A number of you have emailed and asked me how BlogHer ’10 went — you know, aside from the Martha party, the 5K, and the trip to the American Girl store — and I thought about doing a full recap, but I’m guessing that the majority of you are not interested, so I won’t inflict it on you. Instead, I’m going to share some thoughts that have been rattling around in my head for a few days now.
This year’s BlogHer was massive — around 2,500 bloggers. As someone who does not like large crowds and is not going to dive right in and start networking and handing out cards, I found the sheer size of the conference overwhelming.
Of all the blog posts I’ve read in the past few days and in years past, the people who have the most fun at BlogHer conferences are the ones who run around with a friend or a group of friends — thereby giving them an automatic social group with which to hang out. I spent one day of the conference with a friend and the other one on my own and I can confirm that BlogHer is a lot more fun if you have a friend. Seriously, if you think you want to go to BlogHer ’11, go with a friend. I’ll never go into one of those conferences alone again.
On the other hand, I will say the energy is amazing. To be surrounded by so many creative people who have interesting ideas to share is exciting and I came away with lots to think about.
Unfortunately, my main impression of BlogHer ’10 was how unbelievably commercial it was. From the first minute I walked in, I was absolutely assaulted by advertising, including the signs on the revolving door to the lobby, the lanyard for my nametag, and the back of my room key card. As someone who goes through life intentionally ignoring ads, the constant attack was unsettling. Every time I turned around, there was a new sign to look at or a new table set up and someone encouraging me to take, take, TAKE some of their products. Um, no thank you.
I understand that sponsorship is necessary to bring down the conference costs and I also agree that a little bit of swag is fun. Getting a new water bottle or maybe a t-shirt is a neat way to remember a great weekend. On the other hand, a veritable landslide of stuff is excessive and obscene. It’s kind of like if someone gives you a box of four high quality truffles that you savor because you have a limited quantity. However, if you were given a 10 pound box of those same truffles and then you ate them in a short amount of time, you’d feel sick and the joy of the gift would be lost.
Here’s a quick list of the things I can remember being offered to me: Jello pudding, PUR water bottles, Jimmy Dean sausage, McDonald’s apple slices in little plastic bags (no thanks, I’ll just eat an apple), nursing supplies, faux Spanx, sodas, plastic light-up rings, honey-in-straws, cookbooks, various types of stress balls, tortillas, chips, pens, pads of paper, magnets, USB drives, Weebles, Play Doh, Got Milk stuff, s’mores skewers, candy, mints, gum, coupons galore, various plastic tchotchkes, t-shirts, paint, stationery, mayonnaise, cookies, magazines, plastic food containers, hand sanitizer, mugs, “energy drink” powder, an egg in which you could grow herbs, shopping bags and more shopping bags, granola bars, cleaning supplies, lotion, and soap. That’s just a tiny fraction of what was there and available, if I had been interested, which I was not.

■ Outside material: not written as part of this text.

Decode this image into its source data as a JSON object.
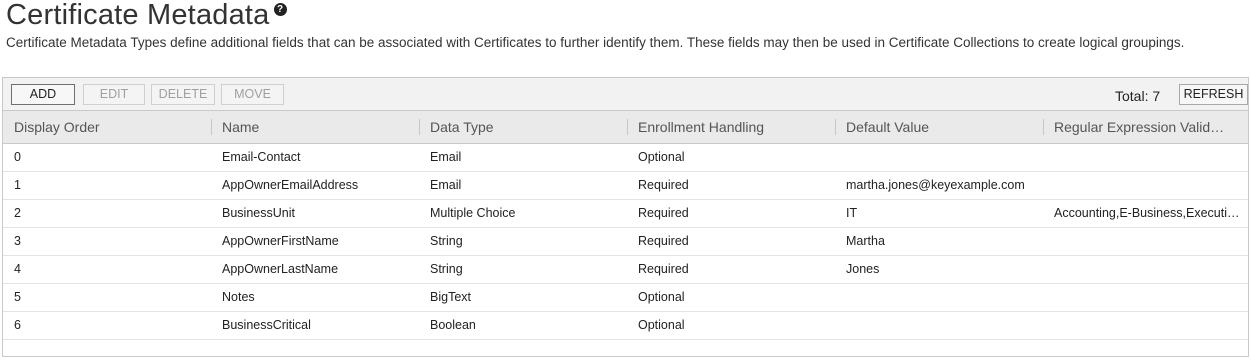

Time and time again, I heard people raving about how much free stuff they had gotten. The unbridled materialism was sickening. Seeing people stand in a long line in order ship their new piles o’ crapola home really bothered me.
Luckily, BlogHer had a room where people could turn in their unwanted crap and that’s what I did with nearly everything. (Except for the package of Kraft mac ‘n’ cheese that I got at the Martha event, because Pete smuggled it into his suitcase and I didn’t realize it until it was too late.) I let my girls collect a couple of small things, but said no to most of it.
Environmentally speaking, BlogHer ’10 was not all that great, in spite of the promises made by the event organizers to improve on last year. There are inherent issues when you get over 2,000 people together in the same location, so I knew that this was not going to be an eco-friendly event; however, there were a few things that could have easily been done that would have gone a long way in making things better. I’m working on a post for Eco Women next week, along with constructive suggestions for next year and will let you all know when it’s up.
Lest you all think that I had a terrible time, let me say that I am glad that I went. I did learn new things in the sessions and came home with lots of ideas. I finally got to meet a dear friend of mine and also met a lot of other nice people, including some bloggers I had wanted to meet for a long time. My family had a great time doing their own thing in the city and, when we were together in our tight little unit of four, we had a fabulous time. And, of course, I now consider myself to be a total bad ass for running in Central Park … while wearing the freaking tutu.
But will I attend BlogHer ’11 in San Diego next year? I don’t know. Pete and I are talking about it — some people here in Jenworld are thinking they’d like to tag along with me and check out, oh I don’t know, maybe the San Diego Zoo or Legoland — but I want to give this more thought.
But tell me what you think: Have you ever been to a BlogHer or blogging conference? Why or why not? Are you thinking about going to BlogHer ’11?